Wednesday, January 7, 2015

Rodin's Lover

Camille Claudel is an aspiring sculptor in France. She is determined to join one of the famous art schools in Paris, the only thing stopping her are critics who cannot accept a woman as a sculptor. Her mother is one of her greatest critics, making her dream even more difficult to achieve. Camille has a breakthrough when Auguste Rodin agrees to make her an apprentice. Their passions inspire groundbreaking works for both of them. Camille must face critics who assume her work is derived from Rodin's, or worse, he is the true artist.

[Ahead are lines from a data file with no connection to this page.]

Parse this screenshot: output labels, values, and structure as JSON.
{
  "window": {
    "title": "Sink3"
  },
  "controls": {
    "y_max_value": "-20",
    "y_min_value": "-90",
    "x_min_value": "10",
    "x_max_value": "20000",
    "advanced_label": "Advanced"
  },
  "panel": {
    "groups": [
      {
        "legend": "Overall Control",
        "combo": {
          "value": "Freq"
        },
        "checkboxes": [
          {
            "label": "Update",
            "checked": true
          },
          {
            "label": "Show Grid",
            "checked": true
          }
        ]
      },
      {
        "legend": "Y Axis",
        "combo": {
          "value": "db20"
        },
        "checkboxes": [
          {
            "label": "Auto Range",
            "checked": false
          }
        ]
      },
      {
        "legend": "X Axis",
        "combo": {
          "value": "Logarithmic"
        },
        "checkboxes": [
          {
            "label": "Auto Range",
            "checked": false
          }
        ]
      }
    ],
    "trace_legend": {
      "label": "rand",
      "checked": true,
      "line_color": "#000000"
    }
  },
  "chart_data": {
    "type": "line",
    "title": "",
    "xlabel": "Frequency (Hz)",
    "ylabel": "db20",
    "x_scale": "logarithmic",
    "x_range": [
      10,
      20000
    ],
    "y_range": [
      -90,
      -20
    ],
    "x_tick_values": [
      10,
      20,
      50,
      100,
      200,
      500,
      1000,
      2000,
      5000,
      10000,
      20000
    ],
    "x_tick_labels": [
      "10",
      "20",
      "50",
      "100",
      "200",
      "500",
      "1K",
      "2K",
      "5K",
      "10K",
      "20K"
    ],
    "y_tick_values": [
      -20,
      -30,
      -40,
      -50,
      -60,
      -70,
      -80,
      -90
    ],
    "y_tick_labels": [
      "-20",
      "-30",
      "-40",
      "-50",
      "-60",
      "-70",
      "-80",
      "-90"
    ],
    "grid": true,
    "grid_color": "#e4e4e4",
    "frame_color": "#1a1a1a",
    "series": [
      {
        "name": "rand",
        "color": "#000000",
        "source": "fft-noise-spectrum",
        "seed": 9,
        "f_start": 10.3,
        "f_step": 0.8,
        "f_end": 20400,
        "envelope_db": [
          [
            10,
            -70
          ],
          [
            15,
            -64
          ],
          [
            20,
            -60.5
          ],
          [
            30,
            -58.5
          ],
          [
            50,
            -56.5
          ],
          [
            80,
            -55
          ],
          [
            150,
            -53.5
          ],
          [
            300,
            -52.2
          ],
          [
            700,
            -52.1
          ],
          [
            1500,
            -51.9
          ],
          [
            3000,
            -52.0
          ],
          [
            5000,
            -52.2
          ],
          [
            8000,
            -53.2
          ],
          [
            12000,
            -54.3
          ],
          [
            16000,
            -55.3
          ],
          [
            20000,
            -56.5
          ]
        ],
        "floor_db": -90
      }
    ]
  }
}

I received a free copy of this book from Penguin's First To Read Program in exchange for an honest review*. The synopsis of the book seemed interesting, and I was curious to read about a woman trying to make her way as an artist when it was not socially acceptable to do so. I thought this was an interesting story. Webb is a very descriptive writer, so you always feel as though you are in the moment with the characters. The plot focuses on the romance between Claudel and Rodin, so only read it if you are interested in that. I would personally have liked more details about Claudel that were not entwined with Rodin, but as the title tells you that is not the focus of this book.

There was an author's note at the end which explained what portions of the story were real, and what was fiction, or loosely based on reality. I always appreciate when an author does this. I liked that there were plenty of details in the note, but there was also information where to find more details for those that want to know more.

Camille Claudel is a fascinating character in this book, perhaps even more so because she is based on a real person. Webb writes Claudel as an intriguing figure, and one I would like to know more about. I enjoy having new topics or historical figures brought to my attention, and I am looking forward to learning more about this artist.

I read this as an ebook on my Nook, and had no problems with the format. The images showed up on the screen fine.

If you are interested in this time period or these artists, I would recommend reading this book.

*Receiving a free copy of this book does not change my review. It simply provides me with a copy of a book I would not have gotten to as soon, or heard about otherwise.

No comments:

Post a Comment